US5486733Dec 28, 1994Jan 23, 1996Kabushiki Kaisha ShinkawaBonding apparatus
US5497031Sep 22, 1994Mar 5, 1996Kabushiki Kaisha ToshibaSemiconductor device having semiconductor chip with backside electrode
US5497032Mar 16, 1994Mar 5, 1996Fujitsu LimitedSemiconductor device and lead frame therefore
US5513792Nov 17, 1994May 7, 1996Matsushita Electric Industrial Co., Ltd.Bonding apparatus
US5516023Dec 5, 1994May 14, 1996Nec CorporationWire bonding apparatus
US5591920 *Nov 17, 1995Jan 7, 1997Kulicke And Soffa Investments, Inc.Diagnostic wire bond pull tester

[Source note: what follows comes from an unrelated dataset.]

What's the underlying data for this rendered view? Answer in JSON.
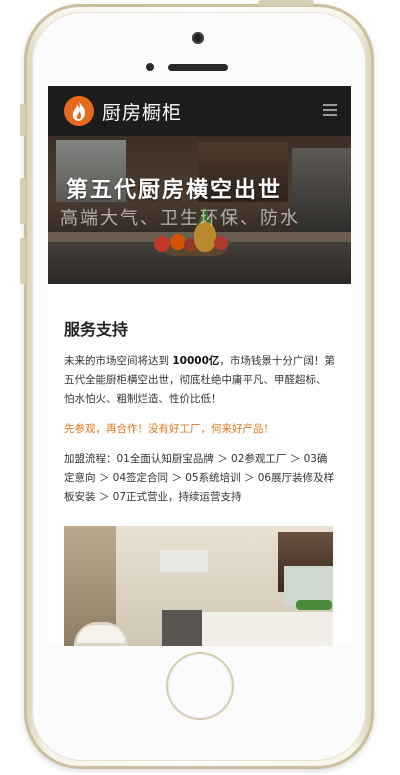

US5647528 *Feb 6, 1996Jul 15, 1997Micron Technology, Inc.Bondhead lead clamp apparatus and method
US5673845Jun 17, 1996Oct 7, 1997Micron Technology, Inc.For connecting a bond pad and a lead finger
US5826778Nov 22, 1996Oct 27, 1998Kabushiki Kaisha ShinkawaClamping mechanism for a bonding apparatus

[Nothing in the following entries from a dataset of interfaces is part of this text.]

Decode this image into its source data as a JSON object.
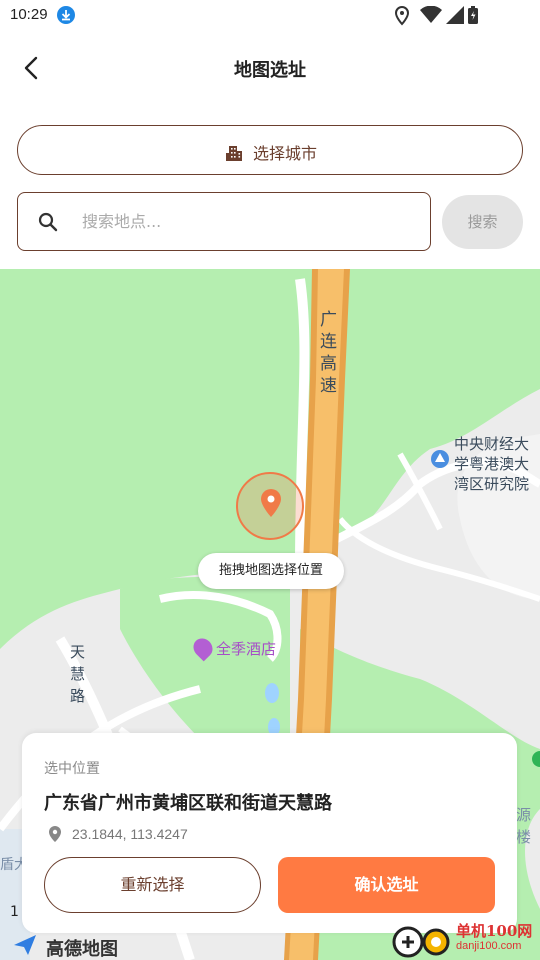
{
  "status_bar": {
    "time": "10:29"
  },
  "header": {
    "title": "地图选址"
  },
  "city_selector": {
    "label": "选择城市"
  },
  "search": {
    "placeholder": "搜索地点...",
    "button_label": "搜索"
  },
  "map": {
    "road_highway": "广连高速",
    "poi_university": "中央财经大学粤港澳大湾区研究院",
    "road_tianhui": "天慧路",
    "hotel": "全季酒店",
    "drag_tip": "拖拽地图选择位置",
    "provider_logo": "高德地图",
    "edge_label_right": "源楼",
    "edge_label_left": "盾大",
    "edge_number": "1"
  },
  "card": {
    "caption": "选中位置",
    "address": "广东省广州市黄埔区联和街道天慧路",
    "coords": "23.1844, 113.4247",
    "reselect_label": "重新选择",
    "confirm_label": "确认选址"
  },
  "watermark": {
    "title": "单机100网",
    "sub": "danji100.com"
  },
  "colors": {
    "accent": "#ff7a42",
    "brown": "#6b3f2e",
    "map_green": "#b5eeb0",
    "highway": "#f5b75e"
  }
}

US5890644 *Sep 9, 1996Apr 6, 1999Micron Technology, Inc.Apparatus and method of clamping semiconductor devices using sliding finger supports

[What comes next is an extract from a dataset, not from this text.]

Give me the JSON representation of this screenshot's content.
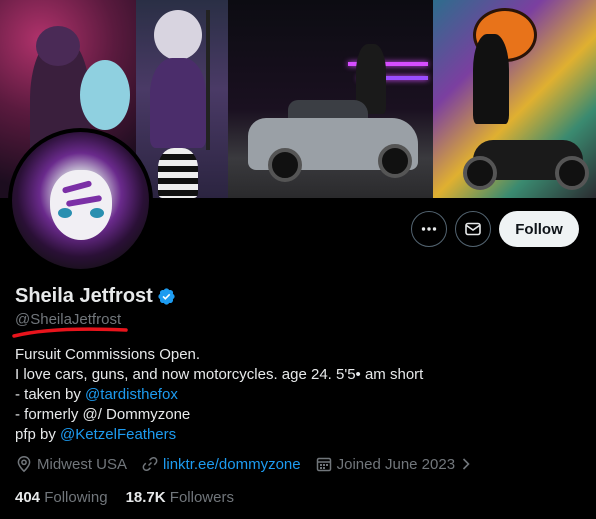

US5894981 *Nov 27, 1996Apr 20, 1999Orthodyne Electronics CorporationIntegrated pull tester with an ultrasonic wire bonder
US5904288 *Apr 8, 1997May 18, 1999Texas Instruments IncorporatedWire bond clamping method
US5954842 *Jan 26, 1996Sep 21, 1999Micron Technology, Inc.Lead finger clamp assembly
US6000599 *May 30, 1997Dec 14, 1999Micron Technology, Inc.Bondhead lead clamp apparatus and method
US6047468 *Jan 29, 1998Apr 11, 2000Micron Technology, Inc.Lead finger clamp assembly and method of stabilizing lead frame elements
US6047877 *Aug 11, 1997Apr 11, 2000Micron Technology, Inc.Lead penetrating clamping system
JPS6386538A Title not available
JPS60195945A Title not available
JPS61190951A Title not available
Non-Patent Citations
Reference
1H.K. Charles, Jr., Electrical Interconnection, pp. 224-236 (no date available).
Referenced by
Citing PatentFiling datePublication dateApplicantTitle
US6467672 *Aug 30, 2001Oct 22, 2002Micron Technology, Inc.Methods for clamping and wire-bonding the leads of a lead frame one set at a time
US6478211 *Dec 10, 2001Nov 12, 2002Micron Technology, Inc.Device and method for clamping and wire-bonding the leads of a lead frame one set at a time
US6786387Jul 25, 2002Sep 7, 2004Micron Technology, Inc.Method for clamping and wire-bonding the leads of a lead frame one set at a time
US6886734Jul 22, 2002May 3, 2005Micron Technology, Inc.Device and method for clamping and wire-bonding the leads of a lead frame one set at a time
US6977214 *Aug 30, 2001Dec 20, 2005Micron Technology, Inc.Die paddle clamping method for wire bond enhancement
Classifications
U.S. Classification228/103, 257/E21.518, 228/180.5, 228/212, 228/4.5, 73/827
International ClassificationB23K3/06, B23K20/00, H01L21/607
Cooperative ClassificationH01L2924/10253, H01L2924/01075, H01L2224/48091, H01L24/85, B23K3/0623, H01L2924/01082, H01L2924/01014, H01L2924/014, B23K2201/40, H01L2924/14, H01L2924/00014, B23K20/004, H01L2224/48247, H01L2924/01033, H01L2224/85201, H01L2224/85205
European ClassificationH01L24/85, B23K20/00D2, B23K3/06B4
Legal Events
DateCodeEventDescription
Nov 26, 2013FPExpired due to failure to pay maintenance fee
Effective date: 20131009
Oct 9, 2013LAPSLapse for failure to pay maintenance fees
May 17, 2013REMIMaintenance fee reminder mailed
Mar 11, 2009FPAYFee payment
Year of fee payment: 8
Aug 28, 2007CCCertificate of correction
Mar 15, 2005FPAYFee payment
Year of fee payment: 4